» **Requirement**
Please return the lines, both ends included, that run from the one containing "Give me the" to the last line of the data below, exactly and alone.

********************

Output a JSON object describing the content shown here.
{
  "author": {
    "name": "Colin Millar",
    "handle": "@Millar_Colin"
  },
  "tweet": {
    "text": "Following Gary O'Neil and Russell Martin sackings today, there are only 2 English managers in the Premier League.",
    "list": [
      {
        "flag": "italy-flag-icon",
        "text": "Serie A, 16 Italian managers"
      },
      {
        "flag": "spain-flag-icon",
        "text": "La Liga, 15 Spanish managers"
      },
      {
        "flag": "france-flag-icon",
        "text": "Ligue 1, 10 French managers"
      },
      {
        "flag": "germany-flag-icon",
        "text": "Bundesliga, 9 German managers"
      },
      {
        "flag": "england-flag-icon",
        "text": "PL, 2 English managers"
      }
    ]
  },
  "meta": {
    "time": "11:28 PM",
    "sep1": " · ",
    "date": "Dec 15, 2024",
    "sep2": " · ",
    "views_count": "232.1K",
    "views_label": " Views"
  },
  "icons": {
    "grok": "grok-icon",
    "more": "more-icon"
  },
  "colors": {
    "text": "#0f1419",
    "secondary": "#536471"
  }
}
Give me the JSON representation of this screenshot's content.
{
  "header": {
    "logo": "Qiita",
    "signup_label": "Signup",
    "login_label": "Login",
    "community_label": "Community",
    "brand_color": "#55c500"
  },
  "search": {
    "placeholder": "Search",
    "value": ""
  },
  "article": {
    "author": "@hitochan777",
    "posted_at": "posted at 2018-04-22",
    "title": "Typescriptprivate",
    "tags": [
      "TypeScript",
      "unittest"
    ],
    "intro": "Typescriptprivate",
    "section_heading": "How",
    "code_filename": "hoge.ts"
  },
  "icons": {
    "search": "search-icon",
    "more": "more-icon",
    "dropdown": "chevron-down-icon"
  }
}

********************

» **Solution to this exercise**
Give me the JSON representation of this screenshot's content.
{
  "header": {
    "logo": "Qiita",
    "signup_label": "Signup",
    "login_label": "Login",
    "community_label": "Community",
    "brand_color": "#55c500"
  },
  "search": {
    "placeholder": "Search",
    "value": ""
  },
  "article": {
    "author": "@hitochan777",
    "posted_at": "posted at 2018-04-22",
    "title": "Typescriptprivate",
    "tags": [
      "TypeScript",
      "unittest"
    ],
    "intro": "Typescriptprivate",
    "section_heading": "How",
    "code_filename": "hoge.ts"
  },
  "icons": {
    "search": "search-icon",
    "more": "more-icon",
    "dropdown": "chevron-down-icon"
  }
}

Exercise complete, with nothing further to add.